Mr and Mrs Taylor invested in an offshore property development scheme run by Harlequin Hotels and Resorts (“Harlequin”). They took out a 20-year interest-only mortgage of £101,000 to refinance their existing mortgage, and used £74,000 of it to invest into the scheme. They used an Appointed Representative of Legal and General Partnership Services Limited as their mortgage broker. The adviser, Mr Margetson, completed a ‘Mortgage Record of Suitability’ and a ‘Client Review’, but declined to advise on the Taylors’ investment in the scheme. He advised the Taylors to seek independent advice before placing reliance on the mortgage and using it to facilitate their investment in the Harlequin scheme. After significant investments and mortgage repayments by the Taylors, it was found that Harlequin was run by a businessman who was sentenced to 12 years imprisonment from September 2022 for defrauding investors through the Harlequin scheme.

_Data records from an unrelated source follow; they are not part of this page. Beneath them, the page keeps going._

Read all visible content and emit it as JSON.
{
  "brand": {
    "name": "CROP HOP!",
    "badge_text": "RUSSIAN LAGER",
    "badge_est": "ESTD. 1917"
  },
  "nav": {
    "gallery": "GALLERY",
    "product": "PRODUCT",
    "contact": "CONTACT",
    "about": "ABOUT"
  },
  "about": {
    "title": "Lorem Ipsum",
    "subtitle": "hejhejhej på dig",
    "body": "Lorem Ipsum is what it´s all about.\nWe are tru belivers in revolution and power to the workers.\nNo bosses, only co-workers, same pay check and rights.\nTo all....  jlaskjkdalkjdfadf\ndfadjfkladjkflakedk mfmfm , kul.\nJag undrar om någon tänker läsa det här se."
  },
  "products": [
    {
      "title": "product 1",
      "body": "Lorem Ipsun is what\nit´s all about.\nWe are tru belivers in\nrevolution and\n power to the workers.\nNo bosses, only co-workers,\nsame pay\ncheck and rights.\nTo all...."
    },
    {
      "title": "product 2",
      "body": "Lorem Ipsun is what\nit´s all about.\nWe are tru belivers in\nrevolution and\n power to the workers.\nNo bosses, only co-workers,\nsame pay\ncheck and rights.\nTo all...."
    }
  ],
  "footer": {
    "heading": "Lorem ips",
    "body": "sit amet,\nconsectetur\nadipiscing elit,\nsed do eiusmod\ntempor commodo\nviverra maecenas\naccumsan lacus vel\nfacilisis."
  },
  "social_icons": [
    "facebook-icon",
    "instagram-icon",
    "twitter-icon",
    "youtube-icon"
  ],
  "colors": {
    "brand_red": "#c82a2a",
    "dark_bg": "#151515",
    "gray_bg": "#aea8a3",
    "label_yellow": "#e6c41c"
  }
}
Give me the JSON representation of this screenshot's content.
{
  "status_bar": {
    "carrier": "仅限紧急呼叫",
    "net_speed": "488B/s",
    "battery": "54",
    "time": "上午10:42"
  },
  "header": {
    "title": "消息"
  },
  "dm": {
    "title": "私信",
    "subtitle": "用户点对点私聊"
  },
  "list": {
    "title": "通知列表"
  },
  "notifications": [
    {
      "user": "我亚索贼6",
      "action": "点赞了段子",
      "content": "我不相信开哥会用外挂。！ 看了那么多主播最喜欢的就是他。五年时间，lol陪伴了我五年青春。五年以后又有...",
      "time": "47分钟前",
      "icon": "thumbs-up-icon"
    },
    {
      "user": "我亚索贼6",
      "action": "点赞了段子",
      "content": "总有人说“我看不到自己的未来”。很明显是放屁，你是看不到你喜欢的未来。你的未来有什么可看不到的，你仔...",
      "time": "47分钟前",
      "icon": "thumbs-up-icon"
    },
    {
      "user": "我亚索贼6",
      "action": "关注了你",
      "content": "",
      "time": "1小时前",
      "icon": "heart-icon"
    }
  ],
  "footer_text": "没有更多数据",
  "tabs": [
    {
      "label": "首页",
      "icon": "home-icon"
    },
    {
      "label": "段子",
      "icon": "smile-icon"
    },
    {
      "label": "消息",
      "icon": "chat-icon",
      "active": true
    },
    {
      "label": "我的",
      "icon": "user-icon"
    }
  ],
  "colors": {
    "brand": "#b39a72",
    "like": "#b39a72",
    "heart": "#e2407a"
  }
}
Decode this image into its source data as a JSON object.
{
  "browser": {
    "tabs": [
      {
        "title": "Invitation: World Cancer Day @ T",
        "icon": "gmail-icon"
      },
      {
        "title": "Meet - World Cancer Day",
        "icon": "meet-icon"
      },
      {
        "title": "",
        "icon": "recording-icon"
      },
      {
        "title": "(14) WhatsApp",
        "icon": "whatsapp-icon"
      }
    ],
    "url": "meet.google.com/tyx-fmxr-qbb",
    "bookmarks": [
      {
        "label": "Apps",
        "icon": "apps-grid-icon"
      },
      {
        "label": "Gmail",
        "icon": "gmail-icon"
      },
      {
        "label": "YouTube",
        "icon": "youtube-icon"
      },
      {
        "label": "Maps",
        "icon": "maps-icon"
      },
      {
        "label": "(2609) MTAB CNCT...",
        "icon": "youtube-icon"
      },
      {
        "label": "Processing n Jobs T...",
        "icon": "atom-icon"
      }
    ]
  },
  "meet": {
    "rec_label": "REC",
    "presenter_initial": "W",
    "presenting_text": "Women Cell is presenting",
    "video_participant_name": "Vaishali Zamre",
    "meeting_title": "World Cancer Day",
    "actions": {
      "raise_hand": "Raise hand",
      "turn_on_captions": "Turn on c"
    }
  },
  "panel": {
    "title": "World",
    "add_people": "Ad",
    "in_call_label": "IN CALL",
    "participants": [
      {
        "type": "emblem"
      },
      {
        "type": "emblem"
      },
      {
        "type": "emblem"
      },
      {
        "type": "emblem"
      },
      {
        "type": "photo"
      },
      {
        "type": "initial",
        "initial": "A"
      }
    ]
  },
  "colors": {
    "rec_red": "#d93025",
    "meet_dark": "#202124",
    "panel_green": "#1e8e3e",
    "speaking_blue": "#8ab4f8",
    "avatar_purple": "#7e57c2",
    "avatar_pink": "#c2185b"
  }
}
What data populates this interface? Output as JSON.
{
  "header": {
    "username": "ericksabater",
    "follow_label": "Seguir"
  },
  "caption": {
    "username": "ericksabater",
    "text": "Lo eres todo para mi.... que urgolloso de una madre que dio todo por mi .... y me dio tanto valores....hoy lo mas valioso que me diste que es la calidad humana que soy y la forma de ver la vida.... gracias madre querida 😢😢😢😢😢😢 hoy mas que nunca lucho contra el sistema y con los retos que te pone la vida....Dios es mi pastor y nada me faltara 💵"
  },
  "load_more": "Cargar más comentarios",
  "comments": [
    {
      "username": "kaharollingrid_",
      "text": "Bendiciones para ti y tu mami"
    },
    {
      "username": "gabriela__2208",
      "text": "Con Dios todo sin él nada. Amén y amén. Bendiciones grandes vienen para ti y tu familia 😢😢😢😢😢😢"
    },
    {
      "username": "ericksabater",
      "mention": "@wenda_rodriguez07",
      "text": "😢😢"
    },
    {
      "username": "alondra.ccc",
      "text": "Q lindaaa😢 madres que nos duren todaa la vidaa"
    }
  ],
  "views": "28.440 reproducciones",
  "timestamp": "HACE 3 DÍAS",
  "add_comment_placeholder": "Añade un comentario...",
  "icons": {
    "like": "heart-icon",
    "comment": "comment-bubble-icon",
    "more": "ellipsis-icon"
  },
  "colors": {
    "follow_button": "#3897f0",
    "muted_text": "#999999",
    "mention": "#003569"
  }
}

The Taylors brought a claim against the mortgage adviser, claiming that their losses were caused by Mr Margetson’s recommendation of the interest-only mortgage. They claimed that Mr Margetson should not have recommended a mortgage without independent advice, and that they entered into the mortgage and subsequent Harlequin investments as a result of his recommendation. The Taylors’ claim alleged that they were unaware of the obligations on a mortgage adviser to advise on suitability, leading to a delay in bringing the claim and their subsequent reliance on the Limitation Act 1980.
The Judge held that, while it is not disputed that mortgage advisers owe a duty of care to the borrower as informed by MCOB, it was not Mr Margetson’s duty to withdraw his recommendation until the Taylors had received independent financial advice, nor was it his duty to advise against an investment in the Harlequin scheme. The Judge found that Mr Taylor had admitted that he and Mrs Taylor were aware of the risks involved in their investments, and that there was no evidence of the Taylors’ ignorance about the obligations on a mortgage adviser. The judge went on to say that, even if the adviser had acted in breach of MCOB, the claim would in any event have been statute barred, because the Taylors were aware of the real risk of the failure of the investment prior to the relevant date.